Report each line of the records where "data" occurs.

─── Supplied material ───

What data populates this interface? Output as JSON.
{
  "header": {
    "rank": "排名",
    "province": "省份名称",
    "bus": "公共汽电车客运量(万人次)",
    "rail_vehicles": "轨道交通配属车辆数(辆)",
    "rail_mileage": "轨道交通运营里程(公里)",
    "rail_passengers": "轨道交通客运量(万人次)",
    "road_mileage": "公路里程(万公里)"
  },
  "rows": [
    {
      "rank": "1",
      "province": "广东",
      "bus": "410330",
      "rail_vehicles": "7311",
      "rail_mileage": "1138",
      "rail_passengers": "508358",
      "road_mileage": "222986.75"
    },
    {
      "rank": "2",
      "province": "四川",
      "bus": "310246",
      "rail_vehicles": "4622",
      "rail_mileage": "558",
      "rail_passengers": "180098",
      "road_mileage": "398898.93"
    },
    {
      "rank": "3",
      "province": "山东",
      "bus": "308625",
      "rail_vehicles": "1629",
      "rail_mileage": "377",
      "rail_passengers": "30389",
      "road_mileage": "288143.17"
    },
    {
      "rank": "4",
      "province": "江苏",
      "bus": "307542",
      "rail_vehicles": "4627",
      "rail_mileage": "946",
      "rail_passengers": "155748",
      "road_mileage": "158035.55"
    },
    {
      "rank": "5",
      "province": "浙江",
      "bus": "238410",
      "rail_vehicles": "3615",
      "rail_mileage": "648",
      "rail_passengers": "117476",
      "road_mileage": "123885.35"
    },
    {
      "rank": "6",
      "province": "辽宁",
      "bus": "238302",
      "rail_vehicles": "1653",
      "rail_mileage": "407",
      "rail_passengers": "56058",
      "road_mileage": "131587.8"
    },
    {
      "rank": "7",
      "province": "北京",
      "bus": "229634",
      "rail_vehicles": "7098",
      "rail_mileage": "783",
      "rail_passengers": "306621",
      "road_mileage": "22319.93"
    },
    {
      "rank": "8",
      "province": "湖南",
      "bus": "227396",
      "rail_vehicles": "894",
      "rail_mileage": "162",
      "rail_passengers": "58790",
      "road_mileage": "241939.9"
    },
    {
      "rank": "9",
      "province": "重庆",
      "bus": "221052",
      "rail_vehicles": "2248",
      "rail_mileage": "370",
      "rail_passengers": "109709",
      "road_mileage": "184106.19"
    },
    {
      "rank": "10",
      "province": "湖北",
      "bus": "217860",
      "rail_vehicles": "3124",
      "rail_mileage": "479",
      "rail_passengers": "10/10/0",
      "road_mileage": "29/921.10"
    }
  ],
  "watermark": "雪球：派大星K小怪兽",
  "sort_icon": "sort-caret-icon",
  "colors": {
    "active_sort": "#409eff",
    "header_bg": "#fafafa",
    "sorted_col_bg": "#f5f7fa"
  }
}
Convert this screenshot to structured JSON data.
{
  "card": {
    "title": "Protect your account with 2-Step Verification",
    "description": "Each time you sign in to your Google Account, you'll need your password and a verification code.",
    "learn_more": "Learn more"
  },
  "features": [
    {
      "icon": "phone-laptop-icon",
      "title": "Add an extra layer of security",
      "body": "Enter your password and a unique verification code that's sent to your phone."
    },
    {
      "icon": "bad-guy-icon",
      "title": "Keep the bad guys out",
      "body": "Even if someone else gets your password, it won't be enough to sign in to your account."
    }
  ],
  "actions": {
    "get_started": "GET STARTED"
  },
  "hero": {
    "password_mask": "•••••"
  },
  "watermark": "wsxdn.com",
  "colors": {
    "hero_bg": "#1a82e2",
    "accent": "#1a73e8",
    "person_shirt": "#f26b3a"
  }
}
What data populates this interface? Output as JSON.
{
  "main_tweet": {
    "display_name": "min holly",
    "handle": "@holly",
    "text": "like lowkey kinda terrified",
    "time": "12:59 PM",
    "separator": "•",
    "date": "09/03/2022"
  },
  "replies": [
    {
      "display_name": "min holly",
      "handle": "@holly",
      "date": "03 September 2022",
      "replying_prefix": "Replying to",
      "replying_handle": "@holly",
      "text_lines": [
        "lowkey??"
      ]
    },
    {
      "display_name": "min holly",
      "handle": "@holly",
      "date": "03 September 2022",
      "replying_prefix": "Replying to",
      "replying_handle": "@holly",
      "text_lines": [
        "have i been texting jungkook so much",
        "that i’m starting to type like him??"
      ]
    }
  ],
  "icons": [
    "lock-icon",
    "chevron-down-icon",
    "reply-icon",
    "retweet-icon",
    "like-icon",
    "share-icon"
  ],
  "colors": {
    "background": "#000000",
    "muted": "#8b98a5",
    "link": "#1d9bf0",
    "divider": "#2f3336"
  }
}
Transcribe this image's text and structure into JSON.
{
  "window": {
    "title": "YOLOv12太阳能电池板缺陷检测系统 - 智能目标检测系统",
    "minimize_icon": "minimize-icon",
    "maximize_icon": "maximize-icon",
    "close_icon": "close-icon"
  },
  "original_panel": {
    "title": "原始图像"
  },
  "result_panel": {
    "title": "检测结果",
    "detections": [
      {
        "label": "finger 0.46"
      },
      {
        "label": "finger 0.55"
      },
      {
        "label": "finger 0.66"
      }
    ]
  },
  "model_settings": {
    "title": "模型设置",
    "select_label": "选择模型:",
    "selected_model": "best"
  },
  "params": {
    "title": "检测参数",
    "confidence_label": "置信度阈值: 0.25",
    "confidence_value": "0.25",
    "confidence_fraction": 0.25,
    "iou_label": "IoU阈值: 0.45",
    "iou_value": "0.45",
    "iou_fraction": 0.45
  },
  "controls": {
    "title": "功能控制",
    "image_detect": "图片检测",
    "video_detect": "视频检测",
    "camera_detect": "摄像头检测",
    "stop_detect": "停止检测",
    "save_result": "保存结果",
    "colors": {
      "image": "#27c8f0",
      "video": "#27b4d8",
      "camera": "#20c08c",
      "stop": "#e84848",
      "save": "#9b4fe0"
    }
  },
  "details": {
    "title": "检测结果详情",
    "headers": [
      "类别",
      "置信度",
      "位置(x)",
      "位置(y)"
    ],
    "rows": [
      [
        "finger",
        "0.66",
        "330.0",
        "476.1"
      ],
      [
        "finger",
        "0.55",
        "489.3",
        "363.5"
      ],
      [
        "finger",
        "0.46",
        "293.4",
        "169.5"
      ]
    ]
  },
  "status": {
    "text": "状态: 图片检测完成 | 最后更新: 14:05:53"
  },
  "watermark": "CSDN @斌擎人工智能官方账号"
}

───
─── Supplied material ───

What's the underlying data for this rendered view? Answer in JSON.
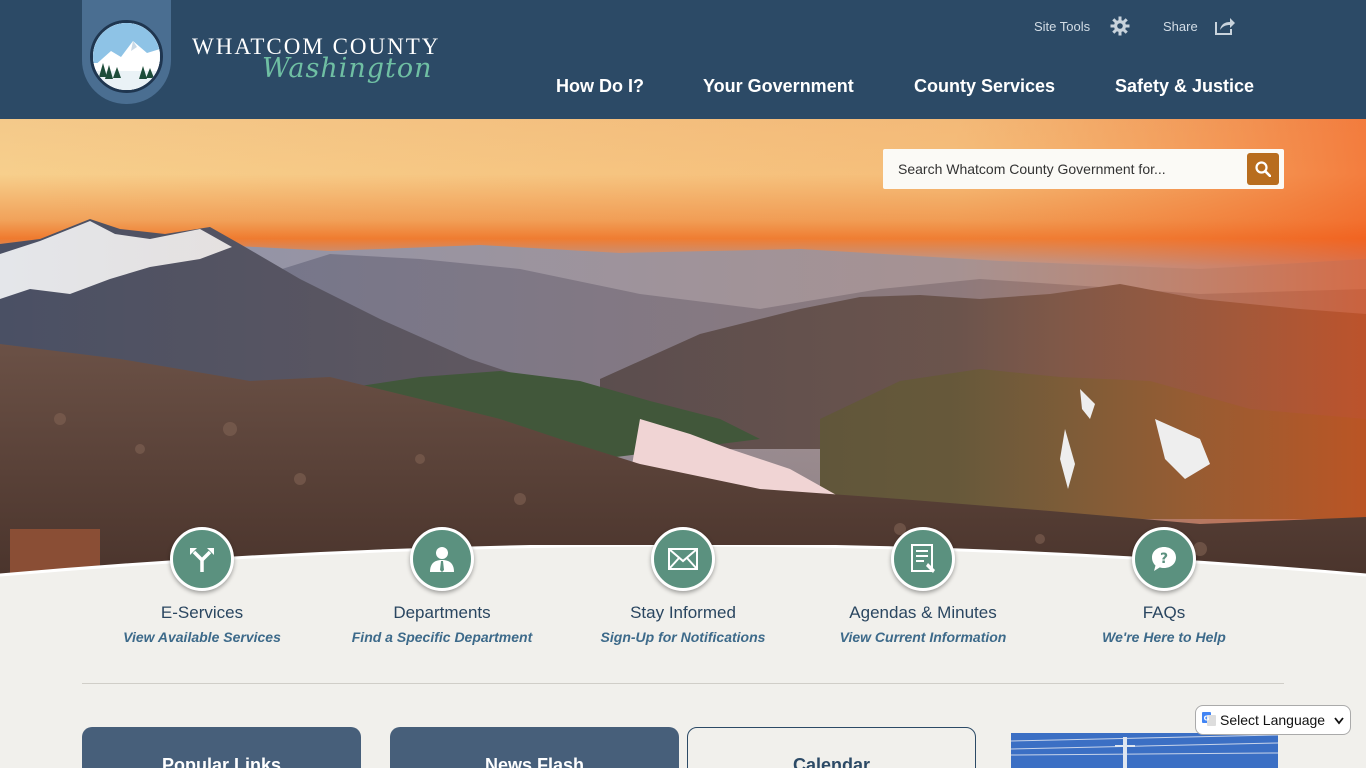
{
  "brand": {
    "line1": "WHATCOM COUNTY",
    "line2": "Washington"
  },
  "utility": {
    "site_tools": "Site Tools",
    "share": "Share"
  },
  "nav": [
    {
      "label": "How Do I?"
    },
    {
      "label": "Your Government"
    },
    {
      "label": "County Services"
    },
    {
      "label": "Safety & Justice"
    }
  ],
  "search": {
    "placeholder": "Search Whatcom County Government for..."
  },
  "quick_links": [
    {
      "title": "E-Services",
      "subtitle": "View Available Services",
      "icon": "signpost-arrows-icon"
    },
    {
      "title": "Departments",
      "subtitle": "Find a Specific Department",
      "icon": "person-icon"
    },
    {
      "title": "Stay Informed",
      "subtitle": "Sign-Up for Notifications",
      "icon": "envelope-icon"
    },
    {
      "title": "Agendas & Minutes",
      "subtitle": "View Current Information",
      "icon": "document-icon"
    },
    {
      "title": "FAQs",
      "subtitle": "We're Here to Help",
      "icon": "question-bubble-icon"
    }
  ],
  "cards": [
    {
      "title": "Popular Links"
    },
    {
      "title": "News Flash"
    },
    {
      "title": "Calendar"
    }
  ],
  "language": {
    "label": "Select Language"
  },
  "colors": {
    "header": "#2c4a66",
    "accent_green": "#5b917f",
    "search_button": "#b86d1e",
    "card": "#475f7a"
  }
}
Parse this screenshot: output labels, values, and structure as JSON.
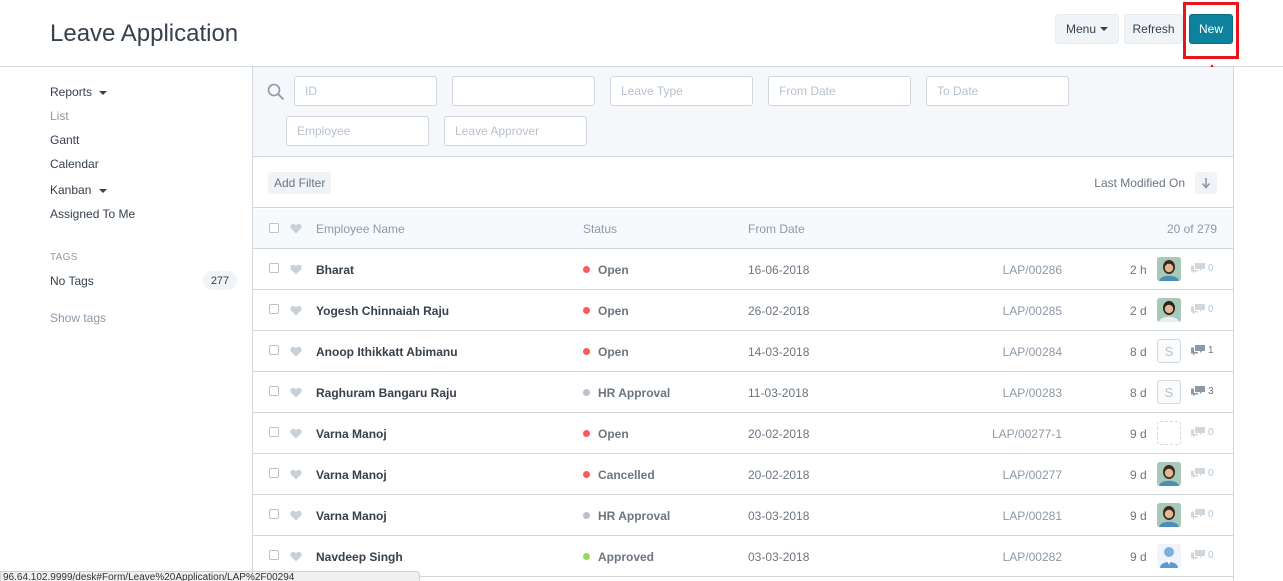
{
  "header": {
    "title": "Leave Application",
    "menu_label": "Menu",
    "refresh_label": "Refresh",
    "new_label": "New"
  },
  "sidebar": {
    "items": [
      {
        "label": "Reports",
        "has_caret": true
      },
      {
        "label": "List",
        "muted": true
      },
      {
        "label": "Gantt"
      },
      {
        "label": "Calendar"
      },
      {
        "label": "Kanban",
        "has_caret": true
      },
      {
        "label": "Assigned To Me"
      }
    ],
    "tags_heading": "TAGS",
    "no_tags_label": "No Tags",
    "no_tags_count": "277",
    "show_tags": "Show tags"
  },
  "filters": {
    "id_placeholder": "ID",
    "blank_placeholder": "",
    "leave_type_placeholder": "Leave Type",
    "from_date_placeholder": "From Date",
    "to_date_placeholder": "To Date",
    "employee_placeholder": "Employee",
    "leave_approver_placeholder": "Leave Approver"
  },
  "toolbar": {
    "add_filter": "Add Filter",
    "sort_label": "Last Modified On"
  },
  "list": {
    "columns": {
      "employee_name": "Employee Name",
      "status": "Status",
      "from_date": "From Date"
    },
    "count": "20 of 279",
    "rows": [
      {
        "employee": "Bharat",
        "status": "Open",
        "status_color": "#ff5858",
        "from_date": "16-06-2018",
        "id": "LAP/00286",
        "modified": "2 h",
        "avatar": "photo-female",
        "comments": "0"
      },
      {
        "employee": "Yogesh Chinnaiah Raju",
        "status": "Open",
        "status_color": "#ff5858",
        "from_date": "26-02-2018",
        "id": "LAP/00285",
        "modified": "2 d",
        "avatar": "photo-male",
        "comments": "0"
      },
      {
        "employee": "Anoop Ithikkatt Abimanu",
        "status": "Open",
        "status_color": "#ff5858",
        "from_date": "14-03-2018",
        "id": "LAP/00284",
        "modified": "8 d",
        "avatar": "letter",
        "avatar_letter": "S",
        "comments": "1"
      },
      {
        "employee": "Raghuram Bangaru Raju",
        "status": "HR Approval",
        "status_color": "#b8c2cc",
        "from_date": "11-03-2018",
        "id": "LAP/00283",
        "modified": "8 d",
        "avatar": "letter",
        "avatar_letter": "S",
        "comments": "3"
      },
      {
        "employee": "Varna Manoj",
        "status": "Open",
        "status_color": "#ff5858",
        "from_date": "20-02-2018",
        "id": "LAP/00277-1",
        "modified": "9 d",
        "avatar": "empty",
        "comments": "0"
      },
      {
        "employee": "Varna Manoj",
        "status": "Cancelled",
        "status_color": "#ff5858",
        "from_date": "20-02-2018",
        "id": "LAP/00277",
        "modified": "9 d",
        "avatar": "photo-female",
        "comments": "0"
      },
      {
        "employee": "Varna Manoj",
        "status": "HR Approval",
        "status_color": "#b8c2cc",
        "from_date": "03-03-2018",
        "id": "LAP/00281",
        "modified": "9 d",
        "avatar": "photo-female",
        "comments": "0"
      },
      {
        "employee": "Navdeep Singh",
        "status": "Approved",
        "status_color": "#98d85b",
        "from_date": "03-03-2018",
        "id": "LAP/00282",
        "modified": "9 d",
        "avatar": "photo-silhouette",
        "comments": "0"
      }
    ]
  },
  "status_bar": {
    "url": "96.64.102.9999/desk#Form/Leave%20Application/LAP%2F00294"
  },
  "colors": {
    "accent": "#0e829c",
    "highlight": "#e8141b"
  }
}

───
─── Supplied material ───

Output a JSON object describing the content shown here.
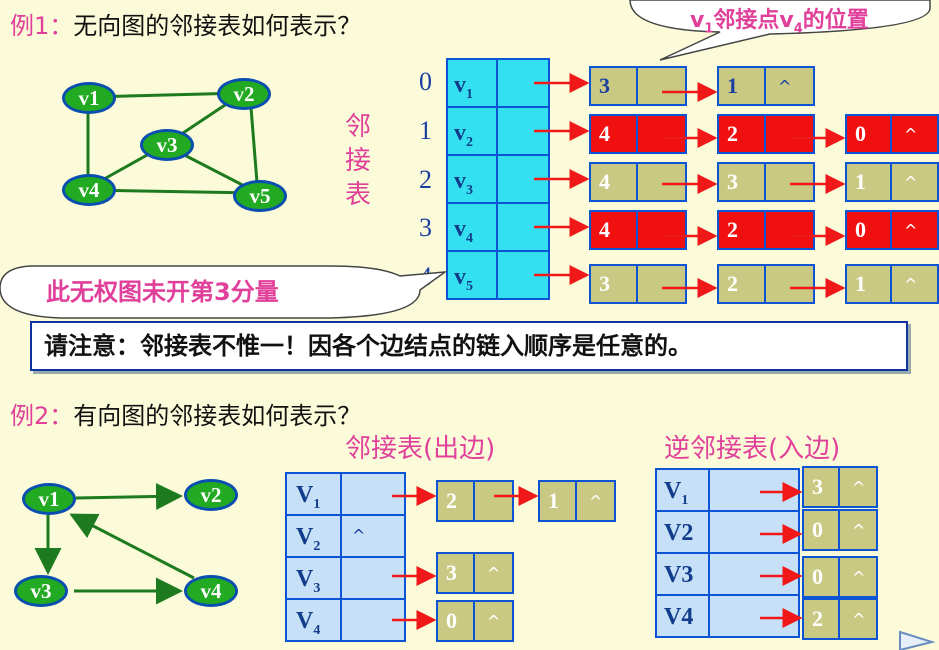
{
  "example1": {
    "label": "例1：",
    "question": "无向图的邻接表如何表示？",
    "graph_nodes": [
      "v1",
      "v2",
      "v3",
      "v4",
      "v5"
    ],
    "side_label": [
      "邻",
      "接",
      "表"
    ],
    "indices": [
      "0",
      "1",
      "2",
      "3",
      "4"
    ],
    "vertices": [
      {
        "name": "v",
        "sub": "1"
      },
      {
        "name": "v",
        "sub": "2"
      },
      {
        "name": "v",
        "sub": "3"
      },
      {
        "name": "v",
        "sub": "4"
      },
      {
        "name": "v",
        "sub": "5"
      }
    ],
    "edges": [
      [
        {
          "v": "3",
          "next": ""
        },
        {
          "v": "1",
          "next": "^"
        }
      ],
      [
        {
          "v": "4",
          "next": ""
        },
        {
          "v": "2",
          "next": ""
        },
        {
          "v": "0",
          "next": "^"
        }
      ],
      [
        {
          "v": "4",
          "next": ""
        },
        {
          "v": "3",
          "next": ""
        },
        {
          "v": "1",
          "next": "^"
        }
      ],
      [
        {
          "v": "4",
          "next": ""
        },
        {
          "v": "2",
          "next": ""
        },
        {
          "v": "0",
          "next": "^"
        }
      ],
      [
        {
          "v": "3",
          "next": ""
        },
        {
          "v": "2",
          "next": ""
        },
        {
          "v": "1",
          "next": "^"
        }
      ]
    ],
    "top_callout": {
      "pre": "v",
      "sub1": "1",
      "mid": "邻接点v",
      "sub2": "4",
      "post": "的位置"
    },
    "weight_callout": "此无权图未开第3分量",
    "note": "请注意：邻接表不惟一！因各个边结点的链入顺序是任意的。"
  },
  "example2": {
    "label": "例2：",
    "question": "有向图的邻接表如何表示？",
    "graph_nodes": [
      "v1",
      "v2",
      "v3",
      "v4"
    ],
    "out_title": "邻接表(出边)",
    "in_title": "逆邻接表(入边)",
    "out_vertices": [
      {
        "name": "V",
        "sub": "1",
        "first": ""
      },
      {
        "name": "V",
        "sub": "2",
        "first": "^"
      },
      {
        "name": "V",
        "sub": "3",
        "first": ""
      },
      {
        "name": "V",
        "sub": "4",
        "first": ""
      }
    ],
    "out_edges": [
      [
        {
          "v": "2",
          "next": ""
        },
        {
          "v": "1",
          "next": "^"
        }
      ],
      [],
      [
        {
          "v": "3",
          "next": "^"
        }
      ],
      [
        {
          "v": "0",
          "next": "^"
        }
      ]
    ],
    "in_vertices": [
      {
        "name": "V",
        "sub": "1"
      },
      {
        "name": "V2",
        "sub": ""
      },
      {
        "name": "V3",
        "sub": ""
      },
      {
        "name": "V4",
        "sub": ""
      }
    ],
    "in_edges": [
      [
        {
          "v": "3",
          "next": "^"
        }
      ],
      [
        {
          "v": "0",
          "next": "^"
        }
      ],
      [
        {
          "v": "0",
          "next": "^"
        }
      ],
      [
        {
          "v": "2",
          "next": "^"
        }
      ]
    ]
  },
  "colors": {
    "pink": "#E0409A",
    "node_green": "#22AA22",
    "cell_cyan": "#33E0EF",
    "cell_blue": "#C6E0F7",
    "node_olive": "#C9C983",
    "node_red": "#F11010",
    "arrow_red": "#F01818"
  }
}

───

Task answer
What data populates this interface? Output as JSON.
Convert this screenshot to structured JSON data.
What data populates this interface? Output as JSON.
What's the underlying data for this rendered view? Answer in JSON.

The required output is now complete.